“I don’t work for anyone,” the man said.  “People work for me.”
Pain really had it in for the customer, now.  Even the gun-rack wasn’t enough to make him see the customer as just another man.  But then, when he was asked to dismantle the patio, Pain had his Eureka moment, and recognized that, yes, he is part of a bigger family, he’s part of a larger cause, he has friends, allies, even something resembling kin, and this millionaire was among them.  Out back, just at the edge of the two-level deck, near the stone steps that led down to the boat docked at the reservoir – named “Margin Loan” – he found his sign.  It was the flagpole, and flapping in the breeze at the top was not, as one would expect, the flag of the United States Marine Corps, nor Old Glory, but the yellow Gadsden flag, and its motto:
Don’t tread on me.
Pain was lost in reverie.  Pain, whose income consisted of his military pension and his Wal-Mart Assistant Manager’s salary of 17.25 thousand, annually, plus his part-time work this day, as a mover, had found his ultimate ally, his ultimate friend, someone, he just knew, who was on his side, and that man was the man with the wine cellar and the 1.2 million-dollar home.  Pain couldn’t stop reveling in it.  “No wonder he’s so good at shooting people,” Pain said to himself, out loud, on the deck, immediately correcting himself, “Animals.  Shooting animals.”  Pain remained locked in this dream state, rapt about the fact that someone understood what was really wrong with the country, that there was someone in the world who understood what he, Pain, understood.  He remained fixed in this dream-like, almost meditative state, staring at the motto on the flag on the pole outside the back of the house –
Don’t tread on me –
And so he remained, until his girlfriend’s brother ruined it with a shout:

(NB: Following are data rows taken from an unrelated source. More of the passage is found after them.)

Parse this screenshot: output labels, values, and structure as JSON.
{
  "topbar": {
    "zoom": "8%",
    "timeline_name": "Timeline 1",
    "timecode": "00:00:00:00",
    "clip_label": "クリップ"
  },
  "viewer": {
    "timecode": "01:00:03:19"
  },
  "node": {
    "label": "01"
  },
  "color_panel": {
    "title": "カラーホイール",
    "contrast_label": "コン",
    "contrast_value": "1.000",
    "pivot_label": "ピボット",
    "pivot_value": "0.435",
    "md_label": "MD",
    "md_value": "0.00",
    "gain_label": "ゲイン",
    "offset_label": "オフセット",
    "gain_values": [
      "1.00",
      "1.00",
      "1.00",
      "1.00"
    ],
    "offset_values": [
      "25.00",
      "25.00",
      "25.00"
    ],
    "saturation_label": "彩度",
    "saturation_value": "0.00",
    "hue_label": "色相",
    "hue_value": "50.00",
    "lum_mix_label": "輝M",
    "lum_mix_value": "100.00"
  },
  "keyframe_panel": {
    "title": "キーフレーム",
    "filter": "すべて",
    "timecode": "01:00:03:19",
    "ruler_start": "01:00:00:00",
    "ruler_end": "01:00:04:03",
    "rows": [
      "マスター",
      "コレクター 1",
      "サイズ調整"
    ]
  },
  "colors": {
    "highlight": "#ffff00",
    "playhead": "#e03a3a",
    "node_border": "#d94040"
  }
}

“Hey, Sarge, we’ve got a kitchen and two game rooms with about six chess sets and a pool table to pack up in here, not counting an entire upstairs.  You gonna help, or you just gonna stare at that stupid-ass snake on that stupid-ass flag?  If you like that flag so fucking much, take a picture, it’ll last longer.”
Pain quit.